The PROMISE study (ClinicalTrials.gov Identifier: NCT03808376) was a prospective, multicenter study conducted at 8 centers in the United States between 2018 and 2020. Patients with type 1 (n=126) and type 2 (n=55) diabetes requiring insulin received the next-generation implantable Eversense CGM system. A subset of patients (n=96) received a second sensor in their other arm, and the secondary device was either identical (n=53) or a modified sacrificial boronic acid (SBA) sensor (n=43). Device detection rates, stability, survival, and safety were evaluated through 180 days.

The study cohort consisted of 53.0% women. Study participants had a mean age of 48.6 (standard deviation [SD], 14.9) years, 90.1% were White, mean glycated hemoglobin (HbA1c) was 7.6% (SD, 1.3%), mean body mass index (BMI) was 31.4 (SD, 7.2) kg/m2, the mean duration since a diagnosis of diabetes was 22.0 (SD, 13.3) years, and 50.8% used a continuous insulin infusion pump at baseline.

Compared with readings from the Yellow Springs Instrument (YSI) bedside glucose analyzer, accuracy of the Eversense CGM (mean percent 15%/15% of reference) on the basis of glucose ranges was 85.6% overall. Stratified by YSI glucose ranges, accuracy was lowest (82.7%) in the 81 to 180 mg/dL range and highest (90.6%) in the 301 to 350 mg/dL range. Accuracy between paired readings on the basis of time ranged from 80.0% on day 1 to 90.5% on day 60.

The confirmed detection rate for a hypoglycemic or hyperglycemic event was 90% for 60 mg/dL, 94% for 70 mg/dL, 99% for 180 mg/dL, and 98% for 240 mg/dL.

Sensor survival was 96% through day 120, 94% at day 150, and 90% at day 180.

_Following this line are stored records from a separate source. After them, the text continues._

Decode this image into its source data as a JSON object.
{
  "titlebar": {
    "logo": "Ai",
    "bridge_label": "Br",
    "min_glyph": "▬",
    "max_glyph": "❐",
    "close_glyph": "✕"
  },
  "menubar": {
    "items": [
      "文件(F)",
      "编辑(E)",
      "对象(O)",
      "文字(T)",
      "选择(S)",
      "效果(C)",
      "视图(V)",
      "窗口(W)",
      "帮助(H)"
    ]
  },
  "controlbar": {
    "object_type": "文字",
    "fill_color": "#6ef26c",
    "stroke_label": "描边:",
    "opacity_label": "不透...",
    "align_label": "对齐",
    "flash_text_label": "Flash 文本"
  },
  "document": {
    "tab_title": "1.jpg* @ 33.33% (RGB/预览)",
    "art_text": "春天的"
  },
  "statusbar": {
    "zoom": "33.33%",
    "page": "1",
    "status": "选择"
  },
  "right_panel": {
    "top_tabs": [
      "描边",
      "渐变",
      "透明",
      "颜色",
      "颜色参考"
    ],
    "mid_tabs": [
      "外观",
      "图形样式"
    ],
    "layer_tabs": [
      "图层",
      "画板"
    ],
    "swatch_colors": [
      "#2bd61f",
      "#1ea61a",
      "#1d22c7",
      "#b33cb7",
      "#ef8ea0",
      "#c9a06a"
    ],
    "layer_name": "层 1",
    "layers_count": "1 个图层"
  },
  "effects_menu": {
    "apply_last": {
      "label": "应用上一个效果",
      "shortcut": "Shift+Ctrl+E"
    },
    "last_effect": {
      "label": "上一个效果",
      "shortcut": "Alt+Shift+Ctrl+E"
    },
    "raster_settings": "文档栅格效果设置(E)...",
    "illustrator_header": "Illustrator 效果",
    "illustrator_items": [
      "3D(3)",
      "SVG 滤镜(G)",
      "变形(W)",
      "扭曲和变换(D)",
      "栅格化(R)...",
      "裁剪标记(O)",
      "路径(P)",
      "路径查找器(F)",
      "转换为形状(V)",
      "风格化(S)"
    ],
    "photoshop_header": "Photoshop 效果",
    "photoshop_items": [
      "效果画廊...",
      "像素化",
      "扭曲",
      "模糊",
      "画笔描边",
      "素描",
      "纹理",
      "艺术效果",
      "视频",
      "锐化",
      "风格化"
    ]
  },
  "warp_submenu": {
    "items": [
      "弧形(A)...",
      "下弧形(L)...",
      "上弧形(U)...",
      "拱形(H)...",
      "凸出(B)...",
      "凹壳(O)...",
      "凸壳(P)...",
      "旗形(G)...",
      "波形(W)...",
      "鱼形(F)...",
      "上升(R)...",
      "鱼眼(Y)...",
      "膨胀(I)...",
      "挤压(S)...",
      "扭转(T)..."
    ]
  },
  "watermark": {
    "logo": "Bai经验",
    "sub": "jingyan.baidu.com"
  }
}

For the secondary SBA sensor, overall accuracy on the basis of glucose range was 87.3% with the lowest accuracy (84.6%) in the range 81 to 180 mg/dL and highest (94.1%) in the 351 to 400 mg/dL range. The study period accuracy ranged from 78.6% on day 1 to 93.1% on days 90 and 180.

For the primary sensor, 20.4% of patients reported an adverse event, most of which were dermatologic (11.6%) followed by hematologic (7.7%) or neurologic (3.9%). For SBA sensors, 23.3% of patients reported an adverse event. Among all sensors, 1.1% were associated with an infection at the incision location.

This study was limited by its lack of diversity among study participants.

This study found that the next-generation long-term implantable Eversense CGM system had sustained accuracy and was safe up to 180 days.

Disclosure: Multiple authors declared affiliations with the biotech or pharmaceutical industries. Please refer to the original article for a full list of disclosures.


Garg SK, Liljenquist D, Bode B, et al. Evaluation of accuracy and safety of the next-generation up to 180-day long-term implantable Eversense continuous glucose monitoring system: the PROMISE study. Diabetes Technol Ther. 2022;24(2):84-92. doi:10.1089/dia.2021.0182